Tick. Tock. Tick. Tock. There’s something strangely captivating about a clock winding down. It can signal the start of a new year, the first day of the Olympics, the timer on a nuke that needs to be diffused in a movie (Armageddon, anyone?) or the amount of time that’s left before the WOD is done. Finished. Stealing a glance at the clock while you’re in the throws of some thrusters can set your spirits alight—or dash your hopes and dreams and send you crashing back to reality. Yes, my friends. I’m talking about the use of time caps in a CrossFit workout. People seem to have a divided opinion on them—some to love the challenge of competing against the clock, while others prefer to ensure they get all the required work done, regardless of the time it takes them.
If you’ve done the Open in any of the past years (including this one) since its inception in 2011, you should be very familiar with the concept of getting in as many rounds and reps as possible in the allotted time frame. However, these workouts are AMRAPS (as many rounds/reps as possible), and they are different from a WOD with a time cap. A time cap, on the other hand, is the maximum allotted time you have to complete the entire workout. For example, your coach might announce before the WOD that you have 20 minutes to complete 3 rounds of an 800m run, 20 T2B and 20 Wall Balls.
This just sounds different than an AMRAP, doesn’t it? It’s no longer a question of getting as many rounds in as possible, as we saw with all but one of the Open WODs this year. Now the question is: Can you actually finish the workout in time? There’s more impetus behind it than an AMRAP, more of a personal challenge to not be beaten by the clock. An AMRAP allows an athlete to be saved by the clock. A time cap challenges you to not need saving. Can you disarm the nuke in time?
Coaches use time caps as a valuable tool to ensure that athletes will be reaping the full benefits of the WOD’s true purpose. What I mean by this is that some workouts are designed to be short, quick sprints that leave very little or no time for rest. If athletes don’t have a time cap, they could theoretically take their merry old time with the workout, resting whenever they want, playing it ‘safe’ as they know that the clock will stop when they finish the workout. In such instances, the workout becomes something different than it was originally intended for.
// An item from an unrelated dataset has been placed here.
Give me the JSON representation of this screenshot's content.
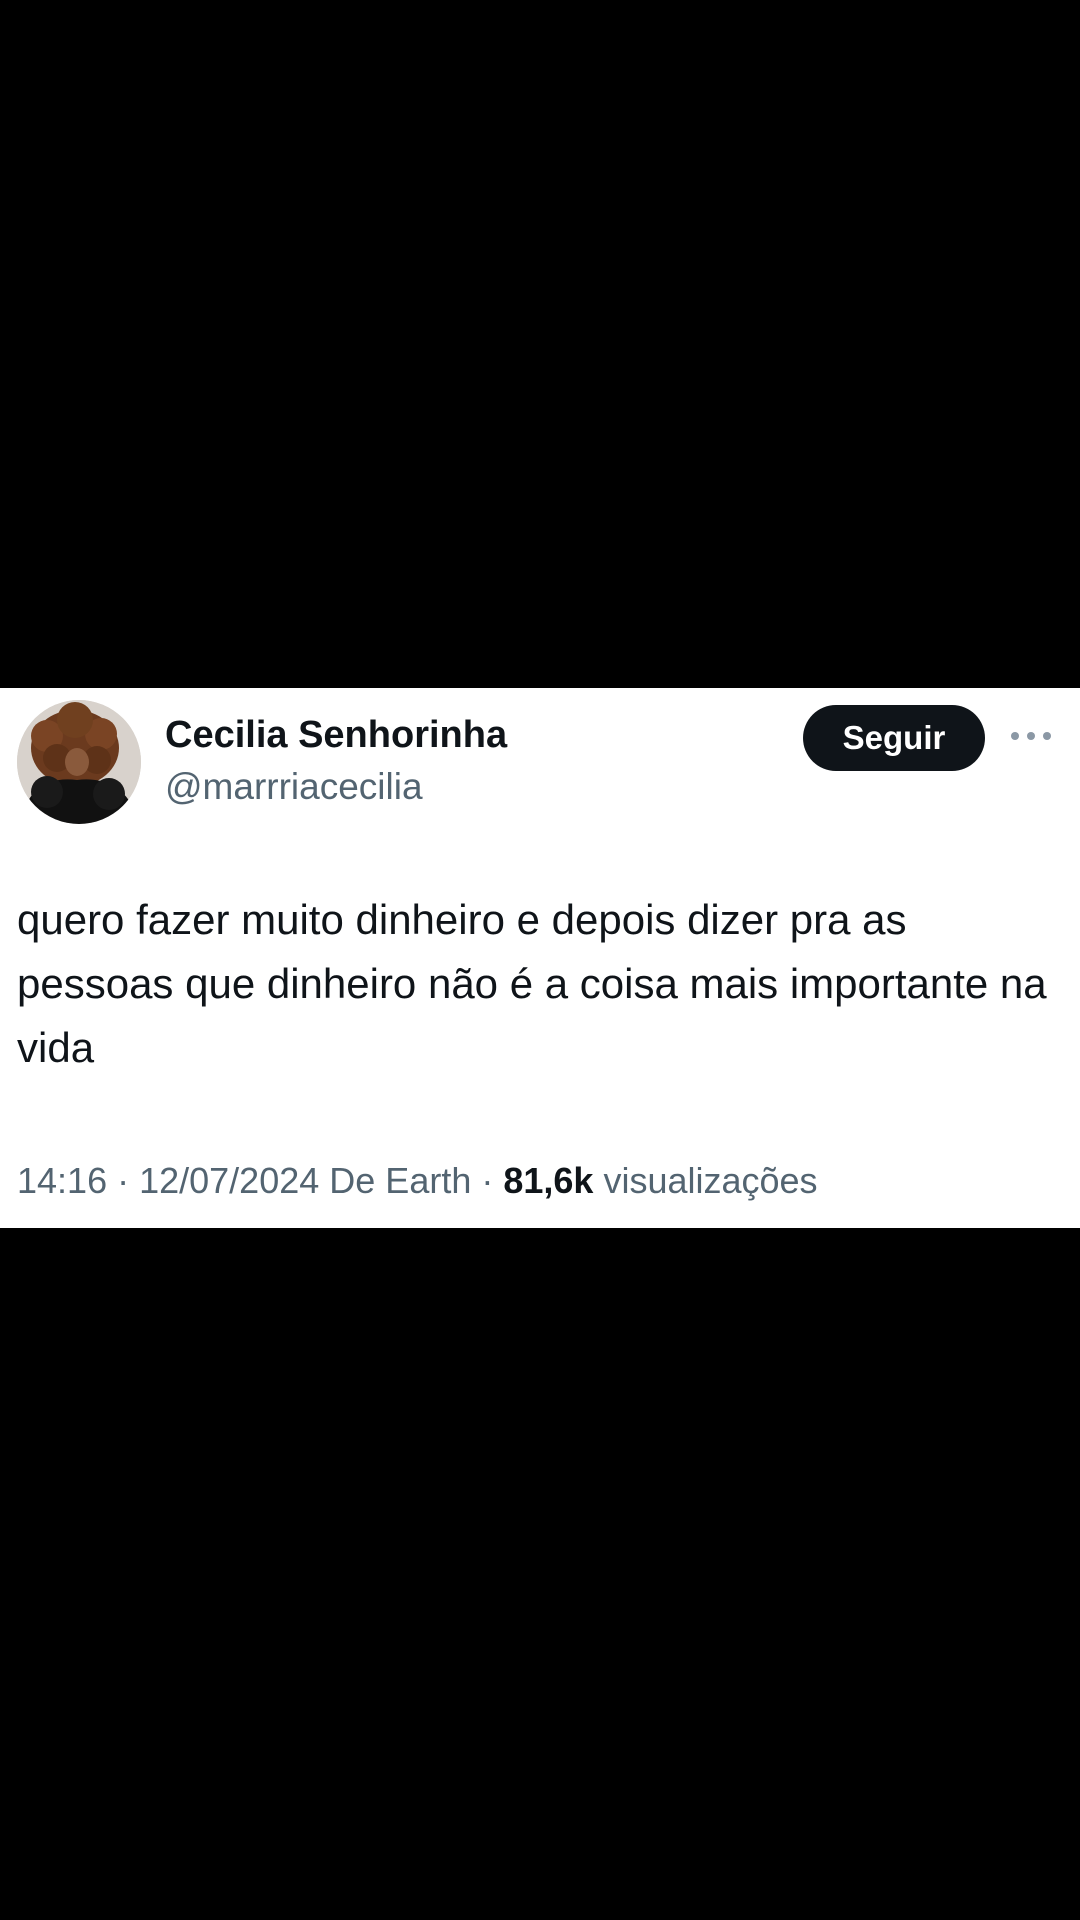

Take Fran, for example. A brutal coupling of thrusters and pull-ups for a rep scheme of 21/15/9. This is the original benchmark ‘girl’, and she is meant to be a sprint. Ideally, everyone should be able to finish Fran in less than 10 minutes. You’ll know when you’ve truly pushed yourself with this workout, because you’ll be dead on the floor, another human sacrifice to the CrossFit Gods. If you go over this time, you’re either using the wrong weight, or you’re taking too many breaks. Either way, you’ve changed the purpose of Fran, and you won’t be getting the benefits for which she was intended to provide.
Now, there is the argument that a time cap prevents a slower athlete from getting the satisfaction of finishing a workout, and removes the opportunity for people to take a much-needed rest. Bollocks. Just because a workout has a time cap doesn’t mean you can’t rest when you need to! The trick (and the purpose) to a time capped WOD is that it forces you to take shorter breaks, less often than you would in a regular workout—even an AMRAP. Often times what can prevent a slower athlete from finishing is an over-reliance on resting, as well as incorrect scaling. It might be a point of pride with some people, but there is no shame in dropping plates in order to get the desired effect of a WOD. If doing Fran with just the barbell and box pull-ups is what it takes to finish under 10 minutes and leave you gassed, than so be it. The great thing is, as you start to get faster with your current scale, you can always make it harder.
What a time-capped workout comes down to is this: urgency and intensity. These are two of the most valuable elements within a CrossFit workout. It’s hard to replicate the conditions of competition unless you are actually competing in one. Sure, you might be eager to beat your rivals and best your previous score in a regular WOD, but watching that clock counting up rather than down can often be too much of a safety net—one that needs to be ripped down. When your coach announces that the workout will have a time cap, you should take it as a personal challenge. Are you going to let this WOD beat you? Hell no. You have X amount of time to do the work. That’s it, plain and simple. So what do you do? You raise your level of intensity in the workout (as per it’s design) to ensure that you do everything within your power to not let the clock win. You move quicker than you normally would, breaking up that set of thrusters seems foolish now. Rest? What rest? It’s a simple concept, but one that is highly effective.
True, some athletes might not be ‘victorious’ sometimes. The clock may get the better of you. You may become discouraged. But it’s a war, not a battle. Keep coming to class, keep eating well, keep trying. Scale if you need to. As you gain the capacity to complete the WOD under the time cap, you’ll realize that the benefit of working with intensity is where the results really come from. And with time caps, intensity never dies.
Photo by Josefina Casals/CC BY-NC-ND 2.0